I firmly believe any person that would like to come to this country should be allowed to, provided the economy at the time is able to support the number of people LEGALLY APPLYING to enter.
This IS America. Give us your tired, your poor.
Each year, or perhaps every 3-4 years an "immigration index" should be developed taking into account the unemployment rate, new job creation, inflation rate, and various other economic factors. This index would then get multiplied against a minimum number of yearly immigrants the Nation feels it can absorb per year. In good economic times we allow more immigrants to enter. In poor economic times, less immigrants. But we do increase the immigration rate from where it currently stands.
Of course there are those who will hate this concept because they believe in a total open border policy. All I can say is, I wish I could back that idea and let everyone in when they want in, but in reality that is a policy that places economic stress on the State and Fed Public Assistance Programs during poor economic times. Our immigration policy should be designed to make the Nation and the people coming into America stronger, not weaker citizens. We should offer an attainable dream, not a ticket to a broken welfare system that keeps people at the poverty line with little hope to rise above it.
I'm sure the "Progressive Liberals" are crying foul right here. But the bottom line is you can only cut a dollar into so many pieces until each portion becomes so small it is unable to support anyone. I am from Arizona. I am well aware of the jobs undocumented workers do. I am also aware that the money doesn't get paid in taxes here, it gets sent back to support families in Mexico. In fact very little of the wages earned by undocumented workers in Arizona is even spent in Arizona. However, these workers consume public utilities, emergency room care, low incomes housing, and other forms of public assistants.
I am NOT saying they should NOT be able to. I am saying the till is out of balance and the funds are running dry. At some point the philosophy of an open border needs to be balanced with the economic realities and costs of an open border policy.

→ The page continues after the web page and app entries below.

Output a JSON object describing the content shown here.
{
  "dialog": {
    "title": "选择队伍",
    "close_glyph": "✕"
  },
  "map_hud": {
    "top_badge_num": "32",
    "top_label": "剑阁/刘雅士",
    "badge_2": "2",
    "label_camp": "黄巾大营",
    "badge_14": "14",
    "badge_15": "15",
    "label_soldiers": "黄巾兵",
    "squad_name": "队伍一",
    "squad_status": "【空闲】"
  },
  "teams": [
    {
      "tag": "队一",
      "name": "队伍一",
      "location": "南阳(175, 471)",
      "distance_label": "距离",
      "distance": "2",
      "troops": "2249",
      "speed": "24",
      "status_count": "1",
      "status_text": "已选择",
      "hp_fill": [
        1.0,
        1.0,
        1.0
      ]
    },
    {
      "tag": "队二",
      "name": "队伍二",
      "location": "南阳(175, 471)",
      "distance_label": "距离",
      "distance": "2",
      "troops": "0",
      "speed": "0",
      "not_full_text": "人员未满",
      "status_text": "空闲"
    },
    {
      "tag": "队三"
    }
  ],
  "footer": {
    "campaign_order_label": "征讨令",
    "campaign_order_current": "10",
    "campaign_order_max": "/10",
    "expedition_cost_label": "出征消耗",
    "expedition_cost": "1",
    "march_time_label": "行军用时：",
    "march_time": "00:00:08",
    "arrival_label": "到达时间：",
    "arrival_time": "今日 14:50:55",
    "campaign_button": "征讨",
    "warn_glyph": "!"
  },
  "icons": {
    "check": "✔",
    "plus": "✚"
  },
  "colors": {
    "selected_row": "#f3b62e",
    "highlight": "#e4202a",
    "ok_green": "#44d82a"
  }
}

During good economic times we can bare the difference. In poor economic times we can't. It has absolutely nothing to do with race or wanting people to immigrate or not. It isn't even an emotional issue the Tea Baggers or Dems try to make it every election. The reason they won't use a common sense approach is because they don't want to isolate an entire Latin American voting block. It's all politics and has nothing to do with what is right for immigrants or the people who are already in this Nation.
Another thing we should consider adding to any real immigration reform is quality of applicants. For example, those who already had jobs in the States (like migrant workers) should have priority and moved to immediate citizenship. Even if they are already here undocumented. They should be fined and not be granted paperwork, however, until the fine is paid off. Fines will be based on income level to make it fair to each worker. Face it. America wants these workers. They are productive and we want their taxes to start getting collected and put into the system.
Points should also be granted to applicants with degrees in fields we deem important. Like technology or computers for example. We could develop a list of degrees that were weighted the way we felt were needed for industry. That way those without jobs coming to the country would have a higher likelihood of obtaining a job once they got here. There is a yearly job index that determines what jobs are in high demand. We would use that to determine which applicants we let come in, aside from the migrant and low wage earners.
Of course there will be a high demand for low wage jobs still. SO no I am not creating an elitist atmosphere. Remember, those will be most of the first ones granted citizen status. The bottom line is we need to work together, be creative, but utilize common sense while NOT allowing one political group to dictate policy.
The GOP and DEMS will not solve this issue. They have lost interest in doing what is right for both America and the undocumented American worker. It will take a Libertarian philosophy to work out the details.